BISHOP PATRICK O'DONOGHUE, chairman of the bishops' Office for Refugee Policy, has declared that he is "dismayed" that the effort to avoid the exploitation of race at the general election has descended into petty, party-political "squabbling". Certainly, the row that has broken out — not only over the refusal of some members of Parliament to sign the CRE's election compact, but also over MI Robin Cook's now celebrated "Chicken Tikka Massalail speech •is hardly likely to remove race as an issue from the political agenda.
This prompts two separate but related questions. firstly, why, if Mr Cook was really concerned that race should not be an election issue has he gone out of his way to make it one; and second, what was the CRE compact actually designed to achieve? Bishop O'Dortughue has expressed strong support for the compact, which he describes as a "commendable initiative", adding that he cannot not understand why some MPs have had problems signing it.
But cogent reasons have been offered, by MPs of both major parties, why they have refused to have anything to do with the document, reasons which ought at least to be listened to. The respected and admirably independently minded Labour MP Tam Dalyell (if only, for the health of Parliamentary democracy, there were more like him) has described the request to sign it as an "affront": why, he asks, should he be asked formally to declare something he has practised all his political
life and which ought to be taken for granted by any decent person?

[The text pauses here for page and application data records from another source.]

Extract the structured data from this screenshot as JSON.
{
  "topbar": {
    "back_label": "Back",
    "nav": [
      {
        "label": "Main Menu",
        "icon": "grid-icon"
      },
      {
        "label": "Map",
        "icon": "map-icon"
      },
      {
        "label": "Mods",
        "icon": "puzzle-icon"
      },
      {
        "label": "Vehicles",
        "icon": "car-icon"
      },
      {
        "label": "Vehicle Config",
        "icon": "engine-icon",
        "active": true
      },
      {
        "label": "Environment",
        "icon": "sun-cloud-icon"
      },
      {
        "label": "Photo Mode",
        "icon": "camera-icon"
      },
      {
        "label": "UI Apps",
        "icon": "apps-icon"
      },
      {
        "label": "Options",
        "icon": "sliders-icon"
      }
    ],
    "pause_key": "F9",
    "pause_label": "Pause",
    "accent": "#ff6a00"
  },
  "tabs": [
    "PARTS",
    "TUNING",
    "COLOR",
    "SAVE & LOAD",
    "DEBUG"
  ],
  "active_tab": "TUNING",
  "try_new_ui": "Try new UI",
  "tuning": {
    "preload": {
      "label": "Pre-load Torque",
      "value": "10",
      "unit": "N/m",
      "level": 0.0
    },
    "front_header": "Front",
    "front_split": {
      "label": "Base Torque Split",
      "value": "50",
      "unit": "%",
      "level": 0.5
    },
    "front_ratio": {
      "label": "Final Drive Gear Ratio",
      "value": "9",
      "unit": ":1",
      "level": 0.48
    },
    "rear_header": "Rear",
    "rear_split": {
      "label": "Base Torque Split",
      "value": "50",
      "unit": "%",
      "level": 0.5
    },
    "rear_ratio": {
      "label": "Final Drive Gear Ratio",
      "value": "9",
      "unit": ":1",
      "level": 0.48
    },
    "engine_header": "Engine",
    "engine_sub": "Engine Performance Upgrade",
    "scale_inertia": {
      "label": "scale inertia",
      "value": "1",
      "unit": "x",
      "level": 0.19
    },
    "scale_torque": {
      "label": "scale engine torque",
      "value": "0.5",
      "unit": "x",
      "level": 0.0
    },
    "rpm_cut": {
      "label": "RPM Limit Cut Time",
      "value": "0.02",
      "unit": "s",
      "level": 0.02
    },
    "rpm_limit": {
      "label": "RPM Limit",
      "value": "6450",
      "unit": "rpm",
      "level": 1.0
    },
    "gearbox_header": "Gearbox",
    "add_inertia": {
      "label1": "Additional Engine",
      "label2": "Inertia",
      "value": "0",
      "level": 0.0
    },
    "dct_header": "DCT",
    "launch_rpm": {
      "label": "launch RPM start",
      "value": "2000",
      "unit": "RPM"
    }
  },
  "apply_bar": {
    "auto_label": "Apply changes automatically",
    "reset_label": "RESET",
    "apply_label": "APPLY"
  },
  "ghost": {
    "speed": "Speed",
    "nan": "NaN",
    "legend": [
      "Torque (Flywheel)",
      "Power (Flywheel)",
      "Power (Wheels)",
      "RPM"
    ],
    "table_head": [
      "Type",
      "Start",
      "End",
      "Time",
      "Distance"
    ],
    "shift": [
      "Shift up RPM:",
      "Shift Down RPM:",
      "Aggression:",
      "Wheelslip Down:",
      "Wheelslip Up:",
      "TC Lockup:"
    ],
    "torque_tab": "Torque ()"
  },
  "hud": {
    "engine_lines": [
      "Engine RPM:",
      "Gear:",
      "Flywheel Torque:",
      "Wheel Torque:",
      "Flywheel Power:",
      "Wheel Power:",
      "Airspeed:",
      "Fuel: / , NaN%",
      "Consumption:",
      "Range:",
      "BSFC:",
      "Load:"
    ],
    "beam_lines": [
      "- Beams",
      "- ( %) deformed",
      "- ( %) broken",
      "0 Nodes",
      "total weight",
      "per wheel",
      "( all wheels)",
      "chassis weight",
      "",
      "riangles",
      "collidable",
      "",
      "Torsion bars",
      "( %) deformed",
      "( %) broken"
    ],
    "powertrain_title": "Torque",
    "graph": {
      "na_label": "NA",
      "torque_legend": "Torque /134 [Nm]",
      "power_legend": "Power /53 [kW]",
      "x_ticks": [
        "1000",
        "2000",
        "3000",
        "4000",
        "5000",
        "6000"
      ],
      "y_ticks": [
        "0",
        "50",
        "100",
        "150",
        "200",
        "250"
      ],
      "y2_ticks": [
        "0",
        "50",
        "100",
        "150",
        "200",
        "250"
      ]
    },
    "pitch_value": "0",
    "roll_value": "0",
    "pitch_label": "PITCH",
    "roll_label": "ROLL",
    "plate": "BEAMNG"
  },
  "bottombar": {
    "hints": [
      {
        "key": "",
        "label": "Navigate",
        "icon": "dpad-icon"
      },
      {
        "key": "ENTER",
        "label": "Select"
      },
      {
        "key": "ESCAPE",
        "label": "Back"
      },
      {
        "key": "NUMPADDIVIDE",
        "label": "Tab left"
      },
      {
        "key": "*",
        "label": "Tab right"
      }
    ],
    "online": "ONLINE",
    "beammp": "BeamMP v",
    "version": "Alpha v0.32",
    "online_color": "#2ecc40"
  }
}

These, essentially, are the reasons given by those Tories who have refused to sign it — and it should be noted that Mr Dalyell is far from being alone among Labour's conscientious objectors. Our columnist John Gummer MP has refused to sign on the grounds that "democratic politicians don't answer to the CRE: they answer to their constituents" and that "it is improper for an organisation funded by the state to interfere in the election in this way fire tact is that it is precisely the CRE pledge togethet with Mr Cook's speech — which have put race on the political agenda. It should be noted that it is not Tory politicians who have most convincingly made the case in their own defence, but those who hayed been in the front line of the battle for good race relations for years. Sir Herman Ousely, former chairman of the CRE, has denounced Robin Cook's speech as "insulting and absurd"; Dr Raj Chandran, nine years a Commissioner for Racial Equality, has accused the Commission of "serious political foul play", and has hinted that the idea of the CRE pledge was dreamed up in collusion with the Labour Party in order to make the Tories seem racist.
We make no comment on these accusations, except to say that there is more than one way of playing the race card and that it would be an excellent thing if all sides in this particular political dogfight were now to fall mercifully silent.